It seems to be the season of floods. Last week the National Emergency Response Centre (NERC), released figures on the natural disasters in the monsoons so far. The toll is huge.
Not just in terms of human life lost, and suffering, but also the animal life lost, agriculture impacted, and life impacted. In none of these areas are things going back to normal, immediately. It is a long process of recovery and rebuilding.
Looking at the NERC report on the floods, and gauging mainstream media, and social media responses to the flood, one thing is clear, some floods occupy more media space than other floods.
While it may be argued that Kerala’s floods being the worst in almost a century, naturally occupied headlines, it is also true that some states by their very nature are black holes for the media.
What is more is that these floods are an annual occurrence in India, as is the loss of lives, livelihood and livestock. Every year, peoples lives get disrupted, and every year they put it back again.
Poverty Due to Floods
In many ways, the poverty in many of these states can be explained by the floods. They are forever putting their lives back together again, there is no room to move ahead. It almost seems like parts of India are permanently in the relief and rehabilitation zone, with very little chance to rebuild.
And, this is what the media ignores on a perpetual basis. Some pointed questions have to be raised. And those aren’t why are there floods; the simple answer, because there are extremely heavy rains.
The more basic question that is ignored are: why are so many people dying in the floods? Why are so many homes falling? Why is this happening every year? In ignoring the floods across media dark areas of India, the national media fails terribly.
One of the things that we saw with the Kerala floods, was this immense outpouring of national consciousness. Leave aside the fringe haters, by and large people opened their hearts and wallets. The Kerala chief minister's relief fund received well over Rs 1,000 crores in donations. And this does not include the tonnes of materials given by ordinary citizens to help their co-citizens in another part of the country.
People are helping to rebuild homes, and business, factories and handlooms. And, without the initial media thrust, maybe, so much would not have been activated and collected.
Media And Business
News media must be more than a business. As part of the aggregation that makes up the fourth pillar of democracy, it has a responsibility that goes beyond being a mere business. That is why it has a special status in the structure of modern society. By their very nature, newspapers tend to be localised to a certain city or geography.

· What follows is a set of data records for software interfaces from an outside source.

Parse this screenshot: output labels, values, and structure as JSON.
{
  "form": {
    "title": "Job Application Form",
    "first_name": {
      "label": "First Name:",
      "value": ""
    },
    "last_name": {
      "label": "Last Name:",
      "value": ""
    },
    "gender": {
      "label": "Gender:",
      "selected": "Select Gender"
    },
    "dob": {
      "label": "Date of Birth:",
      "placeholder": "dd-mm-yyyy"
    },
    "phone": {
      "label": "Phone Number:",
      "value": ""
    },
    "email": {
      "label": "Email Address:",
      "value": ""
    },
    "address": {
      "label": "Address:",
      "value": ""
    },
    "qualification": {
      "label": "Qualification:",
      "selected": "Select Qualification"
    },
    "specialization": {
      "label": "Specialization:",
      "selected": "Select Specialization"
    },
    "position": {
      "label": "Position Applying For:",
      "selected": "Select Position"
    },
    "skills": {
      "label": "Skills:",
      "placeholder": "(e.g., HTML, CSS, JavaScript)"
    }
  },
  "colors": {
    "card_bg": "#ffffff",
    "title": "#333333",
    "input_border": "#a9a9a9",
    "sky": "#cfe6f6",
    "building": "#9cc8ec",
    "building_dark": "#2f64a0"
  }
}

While papers may have various editions, those are restricted to certain cities. Some amount of news from one region may permeate into the edition in another city, and there is a certain amount of news that one consumes from across the country.
TV news on the other hand, tends to have the advantage of beaming down on the entire geography. But, given the nature and costs of running news operations, the news on ‘national’ news channels tends to be restricted.
It is usually politics from Delhi, and business and Bollywood from Mumbai. Regional channels cover state news. As such most TV news viewers do not get a coherent view of India, as most of the country is ignored by national news channels.
In fact, given the way most of our TV channels are going, there is less of news and more of opinions on the channels. In the great rush to catch a rapidly diminishing audience base, broadcast news picks up from the best of soap operas and regale the audience with daily skirmishes with a recurring cast.
The topics chosen are deliberately provocative, and mostly irrelevant, and set up people with polar opposite views to duel on camera, in a debate with no conclusion. In this mad chase for eyeballs, the Nation is left behind.
The reason why we got to hear about Kerala floods is three-fold – there are many journalists from the state, there is a very strong presence of Malayalis on social media, and there is a very large diaspora from Kerala that was not affected by the floods, and could relay messages of help. And, people helped.
PayTM raised 30 crores, from its 12 lakh users in less than a week, for Kerala relief. The rest of the states may not have the same diaspora advantages that Kerala does, and that is where TV news has a role to play.
At one level a media lens on states suffering from natural disasters will help open new avenues of funding and volunteers, helping the already overstretched state, and the centre.
At the second level, consistent coverage of natural disasters will hopefully lead to a vital question being asked, and that is – why are there so many casualties year after year. Why does disaster planning not include a zero-casualty policy, or why are homes that are rebuilt with state help, wash away the next time it floods.
The news media’s role as a watchdog and as a transmitter of ‘national’ news has fallen by the wayside, and maybe if it focused on that, it may start getting people watching the news.
Harini Calamur writes on politics, gender and her areas of interest are the intersection of technology, media, and audiences.